After a successful military career, including stints in the Philippines, the Panama Canal Zone, and service in World War I, General Robert E. Wood entered the business world. Wood began working at Montgomery Ward, rising to vice president before leaving the company over a dispute about company strategy. After leaving Ward's in 1924, he joined their main competitor, Sears, Roebuck, where he contributed to their wild successes and their eventual dominance over Ward's.
During his time at Sears, Wood served as a vice president and eventually rose to be the chairman from 1939 to 1954. Wood brought to Sears two key attributes that made him a business success and that helped make American capitalism flourish. The first was a deep knowledge of operations management. During his time in the Panama Canal Zone when the canal was still under construction, he rose to the post of Chief Quartermaster when he quickly mastered the management of a massive workforce as well as a intricate supply network.

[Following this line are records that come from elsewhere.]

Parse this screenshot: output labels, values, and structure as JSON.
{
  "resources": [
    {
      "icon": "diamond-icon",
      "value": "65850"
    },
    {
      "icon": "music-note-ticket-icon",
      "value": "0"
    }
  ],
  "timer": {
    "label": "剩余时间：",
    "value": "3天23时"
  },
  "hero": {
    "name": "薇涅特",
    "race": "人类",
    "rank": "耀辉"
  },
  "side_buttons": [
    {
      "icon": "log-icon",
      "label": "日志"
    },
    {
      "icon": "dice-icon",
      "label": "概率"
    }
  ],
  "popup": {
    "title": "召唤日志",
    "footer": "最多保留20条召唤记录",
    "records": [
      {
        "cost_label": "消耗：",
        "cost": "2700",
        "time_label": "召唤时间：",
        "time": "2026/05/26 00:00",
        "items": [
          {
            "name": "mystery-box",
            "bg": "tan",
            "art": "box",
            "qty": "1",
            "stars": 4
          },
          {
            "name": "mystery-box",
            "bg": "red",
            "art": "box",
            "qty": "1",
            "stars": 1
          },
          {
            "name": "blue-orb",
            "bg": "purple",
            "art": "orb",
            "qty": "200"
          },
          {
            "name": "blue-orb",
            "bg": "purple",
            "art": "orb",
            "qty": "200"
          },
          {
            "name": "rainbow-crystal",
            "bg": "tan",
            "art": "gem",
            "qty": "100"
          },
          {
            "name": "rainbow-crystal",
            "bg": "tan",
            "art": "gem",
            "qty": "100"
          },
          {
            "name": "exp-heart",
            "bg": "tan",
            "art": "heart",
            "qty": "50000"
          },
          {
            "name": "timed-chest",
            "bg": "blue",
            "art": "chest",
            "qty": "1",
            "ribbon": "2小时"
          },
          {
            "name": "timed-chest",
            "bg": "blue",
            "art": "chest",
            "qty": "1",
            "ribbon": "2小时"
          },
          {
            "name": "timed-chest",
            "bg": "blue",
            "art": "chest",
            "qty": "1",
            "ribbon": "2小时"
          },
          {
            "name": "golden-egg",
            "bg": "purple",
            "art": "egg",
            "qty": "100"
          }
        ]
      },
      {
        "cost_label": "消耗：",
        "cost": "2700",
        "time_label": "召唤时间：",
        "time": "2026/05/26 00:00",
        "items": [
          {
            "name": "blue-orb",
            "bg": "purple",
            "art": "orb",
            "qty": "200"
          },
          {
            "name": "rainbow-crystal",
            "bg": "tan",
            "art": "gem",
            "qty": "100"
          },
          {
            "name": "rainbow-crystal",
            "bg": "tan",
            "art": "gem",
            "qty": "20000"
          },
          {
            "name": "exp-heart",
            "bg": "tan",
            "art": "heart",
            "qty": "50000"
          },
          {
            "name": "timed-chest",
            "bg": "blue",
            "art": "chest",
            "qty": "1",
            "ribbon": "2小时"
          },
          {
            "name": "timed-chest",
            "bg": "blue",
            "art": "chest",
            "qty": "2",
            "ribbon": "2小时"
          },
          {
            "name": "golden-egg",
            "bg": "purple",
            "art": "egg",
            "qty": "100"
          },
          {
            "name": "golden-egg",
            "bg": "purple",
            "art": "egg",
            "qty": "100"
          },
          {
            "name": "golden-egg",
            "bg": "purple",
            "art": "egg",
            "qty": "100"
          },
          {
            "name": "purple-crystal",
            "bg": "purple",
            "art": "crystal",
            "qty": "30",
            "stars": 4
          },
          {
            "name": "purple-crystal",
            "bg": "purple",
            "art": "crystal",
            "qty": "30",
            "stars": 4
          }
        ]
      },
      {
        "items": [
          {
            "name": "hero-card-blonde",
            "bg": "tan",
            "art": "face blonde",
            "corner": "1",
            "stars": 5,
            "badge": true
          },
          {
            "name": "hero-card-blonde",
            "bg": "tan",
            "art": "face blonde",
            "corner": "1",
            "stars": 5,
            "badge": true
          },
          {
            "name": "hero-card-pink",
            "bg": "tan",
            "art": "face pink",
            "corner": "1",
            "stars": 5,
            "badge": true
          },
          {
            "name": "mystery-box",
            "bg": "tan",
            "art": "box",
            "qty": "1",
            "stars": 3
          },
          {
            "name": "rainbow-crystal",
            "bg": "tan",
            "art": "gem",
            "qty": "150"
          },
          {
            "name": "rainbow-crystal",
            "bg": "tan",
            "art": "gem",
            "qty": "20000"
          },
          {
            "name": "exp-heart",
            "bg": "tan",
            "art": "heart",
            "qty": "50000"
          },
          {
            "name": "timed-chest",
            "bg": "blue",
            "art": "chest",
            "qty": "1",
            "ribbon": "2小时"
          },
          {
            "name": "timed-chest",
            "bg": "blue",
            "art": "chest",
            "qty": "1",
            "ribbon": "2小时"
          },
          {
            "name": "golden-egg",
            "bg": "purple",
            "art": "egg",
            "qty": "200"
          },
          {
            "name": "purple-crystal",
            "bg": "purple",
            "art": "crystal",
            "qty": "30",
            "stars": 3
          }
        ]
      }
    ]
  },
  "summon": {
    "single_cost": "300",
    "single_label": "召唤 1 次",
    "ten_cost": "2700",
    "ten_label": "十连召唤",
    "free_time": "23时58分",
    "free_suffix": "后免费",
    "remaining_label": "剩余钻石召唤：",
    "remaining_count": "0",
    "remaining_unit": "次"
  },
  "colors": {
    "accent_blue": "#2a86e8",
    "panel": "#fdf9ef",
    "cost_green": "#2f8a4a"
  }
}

Contemporary reports indicate that Wood was able to keep enough fresh Portland Cement coming to the canal zone so that workers could be constantly and efficiently employed, but not so much that the humid conditions would spoil any excess supply. This organizational genius would later serve him well in running an ever-expanding Sears. The second trait that Wood brought to the business world was his deep interest and understanding of demographics. Again, during his time in the canal zone, Wood would spend his free time studying the Statistical Abstract of the United States and various Census reports. From this arid study of the trends of the American population, Wood gained a deeply-focused sense of how to stay ahead of changes in settlement patterns and shopping habits.
At Sears, Wood first oversaw the expansion of the company from a strictly mail-order business to one that operated retail locations. He pushed this strategy further when he led the company to open retail locations both in the growing urban centers as well as in the more rural areas, when improved transportation allowed such customers to enjoy shopping at a centralized location.
During the years of World War II, Wood also planned and executed a brilliant corporate expansion strategy that put Sears ahead of its competitors when the post-war economic explosion took place. Unlike his peers, who feared that the end of WWII might bring a return to a recession or even depression conditions, Wood knew from his study of demographics that Americans had been becoming more urbanized and that war-time rationing and Depression Era conditions had created a great pent-up demand for consumer goods. In the decade after WWII ended, thanks to his vision and willingness to make capital investments, Wood oversaw a near tripling of Sears, Roebuck's sales. By the 1967 Christmas season, Sears became the first retailer to reach $1,000,000,000 in sales in one month.
Wood's place as a hero of capitalism comes from his principal achievement, the use of knowledge of demographic trends to dramatically expand his business, thereby resulting in cheaper and more easily-available goods for everyone. Though the Sears company have since faltered, Wood's vision blazed the trail for later retail geniuses such as Sam Walton to continue expanding that sector of the economy and bringing more prosperity to the American people.
Biography at Sears Archives
Shaping an American Institution, by James Worthy
Information at Biography.com